The combination of these two brain chemicals and serotonin forms what I’ve always known as the “addictive bundle.” Avoiding the food could result in withdrawal. After long-term usage, a person may eat the tripping food to not have the pleasure of the compound “high,” but to alleviate the distress and withdrawal without it. It’s almost textbook addiction.
How Does Intolerance/Addiction Affect Health? As somebody addicted to a tripping food proceeds to consume more of it, the immune system must keep adapting, and might become hyper-sensitized, responding to increasingly more meals – particularly those eaten together with reaction-triggering foods, or with sugar.

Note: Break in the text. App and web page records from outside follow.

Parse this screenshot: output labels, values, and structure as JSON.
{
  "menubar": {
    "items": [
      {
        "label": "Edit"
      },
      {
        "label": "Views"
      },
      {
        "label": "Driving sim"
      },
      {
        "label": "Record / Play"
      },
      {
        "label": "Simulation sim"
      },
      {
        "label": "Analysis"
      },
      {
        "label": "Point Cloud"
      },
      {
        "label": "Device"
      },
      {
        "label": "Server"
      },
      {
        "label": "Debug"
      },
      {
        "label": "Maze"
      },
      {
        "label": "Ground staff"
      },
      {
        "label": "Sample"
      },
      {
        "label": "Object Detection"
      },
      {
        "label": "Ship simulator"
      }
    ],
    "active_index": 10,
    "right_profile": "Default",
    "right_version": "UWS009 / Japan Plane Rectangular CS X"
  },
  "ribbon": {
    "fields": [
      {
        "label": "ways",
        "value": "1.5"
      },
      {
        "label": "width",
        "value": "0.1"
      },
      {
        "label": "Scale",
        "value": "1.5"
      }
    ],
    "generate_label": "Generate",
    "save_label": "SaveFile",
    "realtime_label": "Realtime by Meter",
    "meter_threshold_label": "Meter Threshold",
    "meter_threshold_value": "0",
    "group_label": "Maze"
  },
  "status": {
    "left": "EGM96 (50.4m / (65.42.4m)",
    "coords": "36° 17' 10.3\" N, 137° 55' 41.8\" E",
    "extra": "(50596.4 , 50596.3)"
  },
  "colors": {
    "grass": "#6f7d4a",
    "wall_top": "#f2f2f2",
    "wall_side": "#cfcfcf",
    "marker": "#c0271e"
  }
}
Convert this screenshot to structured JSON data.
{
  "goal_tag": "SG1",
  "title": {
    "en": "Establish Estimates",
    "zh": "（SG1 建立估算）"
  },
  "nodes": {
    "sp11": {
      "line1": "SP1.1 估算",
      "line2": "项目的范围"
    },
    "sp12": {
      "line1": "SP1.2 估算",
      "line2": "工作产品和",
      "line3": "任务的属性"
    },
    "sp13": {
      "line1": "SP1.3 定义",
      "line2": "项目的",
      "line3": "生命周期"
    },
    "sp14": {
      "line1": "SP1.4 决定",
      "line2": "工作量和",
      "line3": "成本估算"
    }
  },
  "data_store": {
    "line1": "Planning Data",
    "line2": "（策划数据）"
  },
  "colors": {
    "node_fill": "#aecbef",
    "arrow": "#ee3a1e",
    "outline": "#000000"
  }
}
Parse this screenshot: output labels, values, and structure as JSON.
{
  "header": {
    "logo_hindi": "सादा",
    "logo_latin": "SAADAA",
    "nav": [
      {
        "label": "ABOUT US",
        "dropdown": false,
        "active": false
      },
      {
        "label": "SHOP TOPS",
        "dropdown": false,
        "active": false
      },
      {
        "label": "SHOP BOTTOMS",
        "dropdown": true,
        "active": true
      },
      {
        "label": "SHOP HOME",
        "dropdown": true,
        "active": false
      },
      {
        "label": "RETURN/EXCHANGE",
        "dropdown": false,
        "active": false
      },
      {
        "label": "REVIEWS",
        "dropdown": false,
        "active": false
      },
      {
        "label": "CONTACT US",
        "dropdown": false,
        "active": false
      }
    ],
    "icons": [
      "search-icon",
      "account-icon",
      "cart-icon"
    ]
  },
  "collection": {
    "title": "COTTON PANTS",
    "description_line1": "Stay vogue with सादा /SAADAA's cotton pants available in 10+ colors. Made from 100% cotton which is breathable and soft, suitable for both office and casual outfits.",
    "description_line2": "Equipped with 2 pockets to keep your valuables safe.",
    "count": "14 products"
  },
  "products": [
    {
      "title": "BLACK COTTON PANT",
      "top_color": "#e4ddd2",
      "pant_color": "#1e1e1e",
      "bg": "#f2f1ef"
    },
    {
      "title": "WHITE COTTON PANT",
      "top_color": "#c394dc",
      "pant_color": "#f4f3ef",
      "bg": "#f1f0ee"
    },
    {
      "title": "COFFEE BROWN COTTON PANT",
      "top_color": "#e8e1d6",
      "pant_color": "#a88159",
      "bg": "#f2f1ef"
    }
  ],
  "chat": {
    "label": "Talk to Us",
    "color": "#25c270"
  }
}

The continuous demand on the immune system may result in immune exhaustion and degenerative reactions, based on genetic weaknesses. The signs and symptoms listed above are only a start. Sugar can be a significant participant in this because it causes inflammation in the body and makes it more prone to food reactions. Eating triggering foods and sugar can make it more probable that new reactions will happen.
I remember a book by Nancy Appleton, who suggested that eggs might trigger reactions in many people because they are so often consumed at breakfast with orange zumo. Cake is another example: sugar and wheat, eggs, milk. As the addictions persist, cravings occur, resulting in greater consumption. As a growing number of foods activate an immune reaction, the outcome might be malnutrition, as explained previously. Stats say that rates of food intolerance are climbing. My theory is that it is at least partially as a result of sugar in our diets – such as sneaky sugars which are often viewed as healthy, such as agave, fruit, fruit juice, and sweeteners. Definitely give up any foods that you suspect may be causing any responses – even in the event that you love them. Consider foods that you eat with these triggering foods on a regular basis, and consider removing those, also. Most importantly, avoid sugar.